Is this the kind of existence Philly wants after all this success? They should call in Colin Kaepernick to try out for a backup position.
It would be a great situation for Kaep who — if history is any indication — is sure to get some major snaps over the next few seasons. I know that’s a pipe dream at this point, but it’s worth a mention. This scenario didn’t work out back in 2017.
However, while QBs are steady getting paid and teams are struggling to find viable signal callers, giving Kaep a call now that everything has died down a bit, wouldn’t be a bad idea. He’s another guy who has been to a Super Bowl and can stay healthy.
Wentz got his bag, but he’s going to have to prove that the injuries early in his promising career are just flukes. First, the knee kept him out while Foles won a SuperBowl and became the most beloved guy in Philly. Last year it was a janky back.
ESPN analyst Louis Riddick says the Eagles don’t think injuries will be a problem going forward as long as Wentz scales back on the Superman tactics.

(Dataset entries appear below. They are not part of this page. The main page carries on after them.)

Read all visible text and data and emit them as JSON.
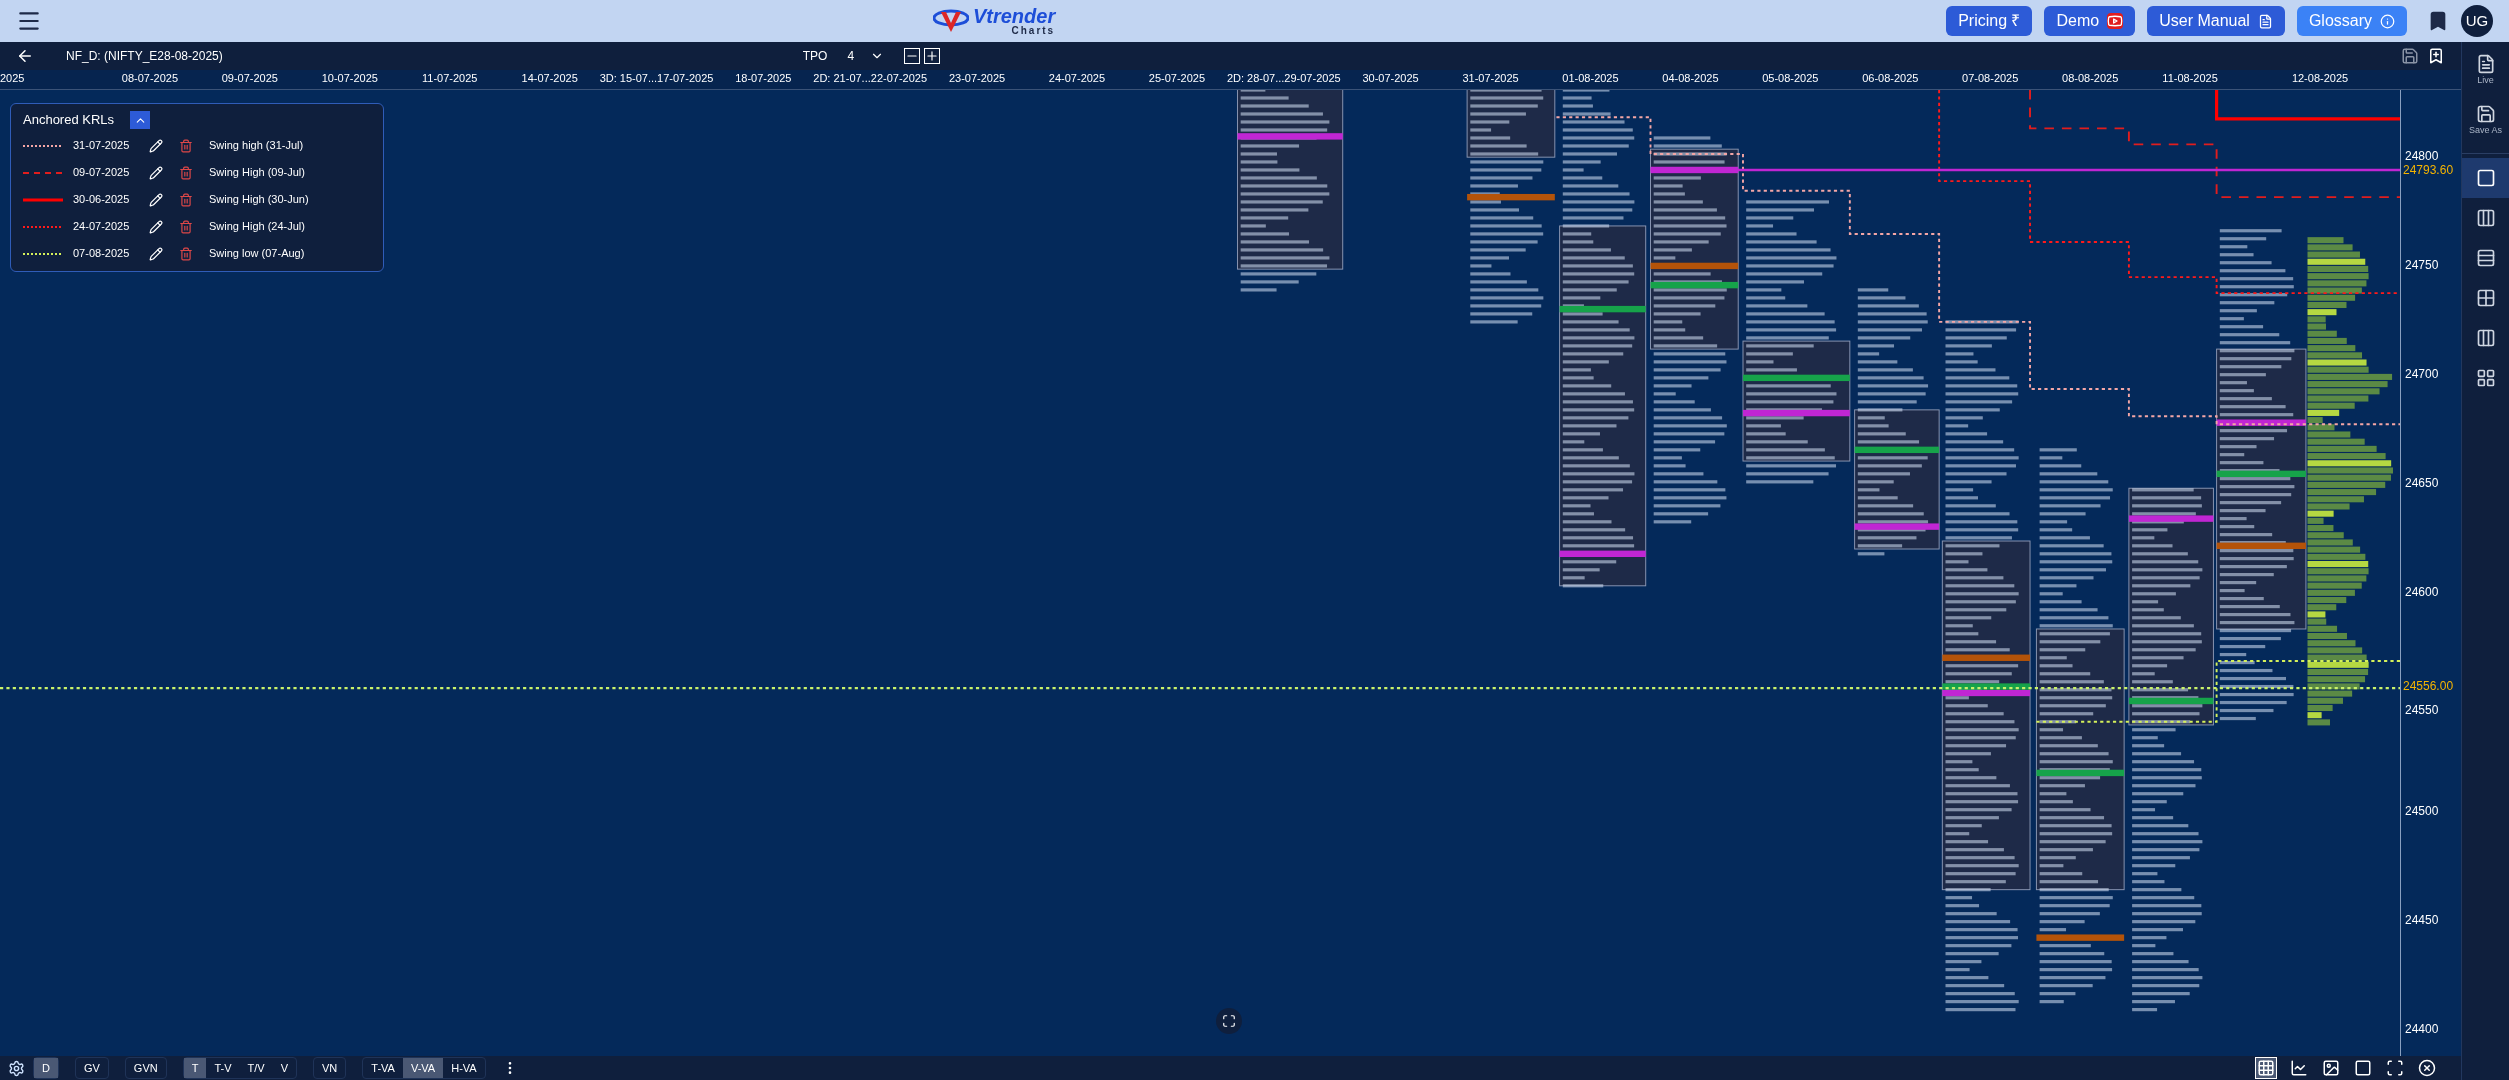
{
  "top_bar": {
    "logo": {
      "name": "Vtrender",
      "tagline": "Charts"
    },
    "buttons": [
      {
        "label": "Pricing ₹",
        "kind": "plain"
      },
      {
        "label": "Demo",
        "kind": "video"
      },
      {
        "label": "User Manual",
        "kind": "doc"
      },
      {
        "label": "Glossary",
        "kind": "info"
      }
    ],
    "avatar": "UG"
  },
  "toolbar": {
    "symbol": "NF_D: (NIFTY_E28-08-2025)",
    "mode": "TPO",
    "tpo_size": "4"
  },
  "date_axis": [
    "2025",
    "08-07-2025",
    "09-07-2025",
    "10-07-2025",
    "11-07-2025",
    "14-07-2025",
    "3D: 15-07...17-07-2025",
    "18-07-2025",
    "2D: 21-07...22-07-2025",
    "23-07-2025",
    "24-07-2025",
    "25-07-2025",
    "2D: 28-07...29-07-2025",
    "30-07-2025",
    "31-07-2025",
    "01-08-2025",
    "04-08-2025",
    "05-08-2025",
    "06-08-2025",
    "07-08-2025",
    "08-08-2025",
    "11-08-2025",
    "12-08-2025"
  ],
  "krl_panel": {
    "title": "Anchored KRLs",
    "expanded": true,
    "rows": [
      {
        "date": "31-07-2025",
        "label": "Swing high (31-Jul)",
        "kind": "dotted",
        "color": "#f4a6a6"
      },
      {
        "date": "09-07-2025",
        "label": "Swing High (09-Jul)",
        "kind": "dashed",
        "color": "#e11d1d"
      },
      {
        "date": "30-06-2025",
        "label": "Swing High (30-Jun)",
        "kind": "solid",
        "color": "#ff0000"
      },
      {
        "date": "24-07-2025",
        "label": "Swing High (24-Jul)",
        "kind": "dotted",
        "color": "#ff1a1a"
      },
      {
        "date": "07-08-2025",
        "label": "Swing low (07-Aug)",
        "kind": "dotted",
        "color": "#d4f05a"
      }
    ]
  },
  "price_axis": {
    "ticks": [
      "24800",
      "24750",
      "24700",
      "24650",
      "24600",
      "24550",
      "24500",
      "24450",
      "24400"
    ],
    "markers": [
      {
        "label": "24793.60"
      },
      {
        "label": "24556.00"
      }
    ]
  },
  "bottom_bar": {
    "groups": [
      {
        "buttons": [
          {
            "label": "D",
            "selected": true
          }
        ]
      },
      {
        "buttons": [
          {
            "label": "GV",
            "selected": false
          }
        ]
      },
      {
        "buttons": [
          {
            "label": "GVN",
            "selected": false
          }
        ]
      },
      {
        "buttons": [
          {
            "label": "T",
            "selected": true
          },
          {
            "label": "T-V",
            "selected": false
          },
          {
            "label": "T/V",
            "selected": false
          },
          {
            "label": "V",
            "selected": false
          }
        ]
      },
      {
        "buttons": [
          {
            "label": "VN",
            "selected": false
          }
        ]
      },
      {
        "buttons": [
          {
            "label": "T-VA",
            "selected": false
          },
          {
            "label": "V-VA",
            "selected": true
          },
          {
            "label": "H-VA",
            "selected": false
          }
        ]
      }
    ],
    "tools": [
      {
        "kind": "grid",
        "selected": true
      },
      {
        "kind": "line",
        "selected": false
      },
      {
        "kind": "image",
        "selected": false
      },
      {
        "kind": "abc",
        "selected": false
      },
      {
        "kind": "focus",
        "selected": false
      },
      {
        "kind": "close",
        "selected": false
      }
    ]
  },
  "sidebar": {
    "actions": [
      {
        "label": "Live",
        "kind": "doc"
      },
      {
        "label": "Save As",
        "kind": "save"
      }
    ],
    "layouts": [
      {
        "kind": "single",
        "selected": true
      },
      {
        "kind": "split",
        "selected": false
      },
      {
        "kind": "rows",
        "selected": false
      },
      {
        "kind": "grid4",
        "selected": false
      },
      {
        "kind": "cols3",
        "selected": false
      },
      {
        "kind": "grid6",
        "selected": false
      }
    ]
  }
}
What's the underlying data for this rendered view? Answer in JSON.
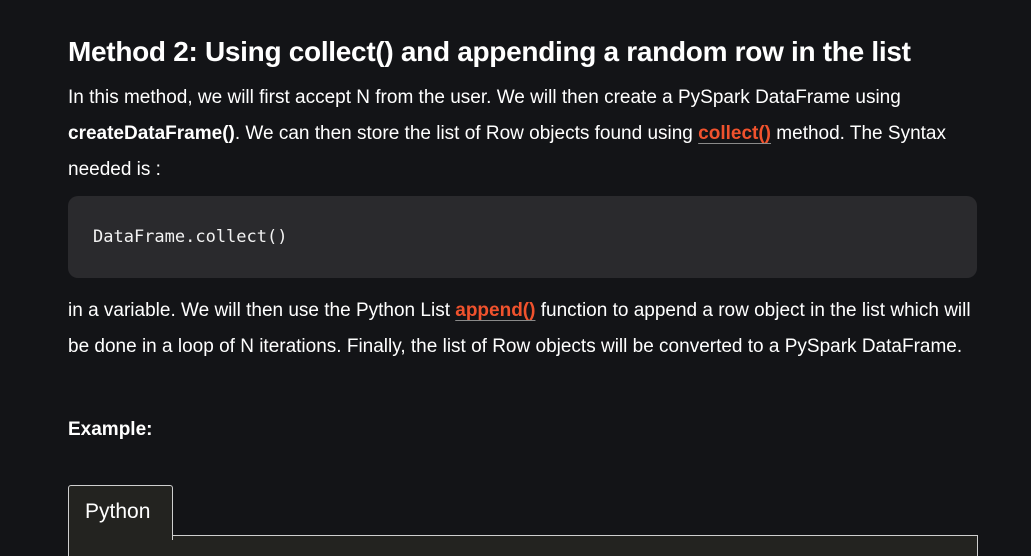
{
  "heading": "Method 2: Using collect() and appending a random row in the list",
  "para1": {
    "t1": "In this method, we will first accept N from the user. We will then create a PySpark DataFrame using ",
    "bold": "createDataFrame()",
    "t2": ". We can then store the list of Row objects found using ",
    "link": "collect()",
    "t3": " method. The Syntax needed is :"
  },
  "code": "DataFrame.collect()",
  "para2": {
    "t1": "in a variable. We will then use the Python List ",
    "link": "append()",
    "t2": " function to append a row object in the list which will be done in a loop of N iterations. Finally, the list of Row objects will be converted to a PySpark DataFrame."
  },
  "example_label": "Example:",
  "tab_label": "Python",
  "colors": {
    "link": "#f0522d",
    "background": "#131417",
    "code_bg": "#2a2a2d"
  }
}
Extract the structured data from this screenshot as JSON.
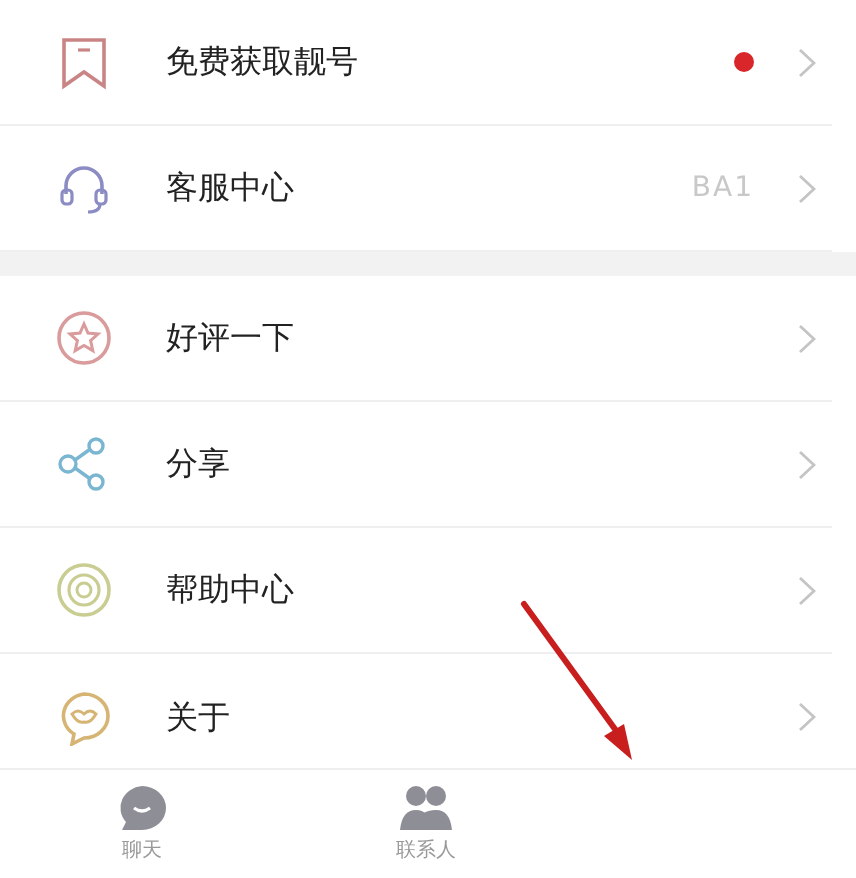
{
  "sections": [
    {
      "items": [
        {
          "label": "免费获取靓号",
          "dot": true
        },
        {
          "label": "客服中心",
          "value": "BA1"
        }
      ]
    },
    {
      "items": [
        {
          "label": "好评一下"
        },
        {
          "label": "分享"
        },
        {
          "label": "帮助中心"
        },
        {
          "label": "关于"
        }
      ]
    }
  ],
  "bottom_nav": [
    {
      "label": "聊天",
      "selected": false
    },
    {
      "label": "联系人",
      "selected": false
    }
  ]
}
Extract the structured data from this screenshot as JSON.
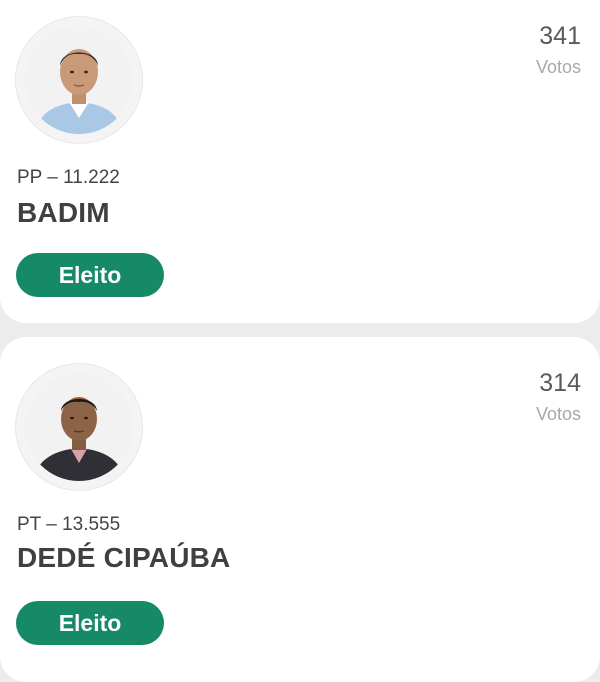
{
  "candidates": [
    {
      "votes": "341",
      "votes_label": "Votos",
      "party": "PP – 11.222",
      "name": "BADIM",
      "status": "Eleito",
      "colors": {
        "shirt": "#a9c8e6",
        "skin": "#c99a78",
        "hair": "#2a2420"
      }
    },
    {
      "votes": "314",
      "votes_label": "Votos",
      "party": "PT – 13.555",
      "name": "DEDÉ CIPAÚBA",
      "status": "Eleito",
      "colors": {
        "shirt": "#2f2f35",
        "skin": "#8e6448",
        "hair": "#1d1a18"
      }
    }
  ],
  "accent_color": "#168a66"
}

“They believe a lot of Carson’s injuries are self-inflicted and not injury prone because he has a brittle body. They feel he takes some chances with his health that he doesn’t necessarily have to take, a la Andrew Luck, So he thinks he can extend every play and every play can be the home run ball and he doesn’t have to do that…it’s called growth, maturity. “
Durability and intelligence are what made Eli Manning so damn valuable to the Giants for 15 years. He never ever got hurt. Therefore the Giants always had stability from one season to the next.
So far Wentz has looked solid in OTA’s and everything points to him returning to the form he showed in 2017 when he was a front-runner for MVP.
When Foles stole his shine.
Uploaded by Football Life on 2018-02-04.
I guess Philly feels confident that it’s finally Wentz’s time to start putting in full seasons of work.
“He has an embarrassment of riches at his disposal at tight end, wide receiver and running back,” Riddick added. “If you want to take anything from Nick Foles…get the ball out of your hand fast (into your playmakers’ hands) and let them do the work and take the hits. You’re paid well to be the point guard and the best thing you can do for us is be available.
Throwing a $100 million bag at Wentz won’t help if he can’t stay on the field. This might be the biggest risk in Eagles history and can either set the franchise up for more success or backfire into a financial mess.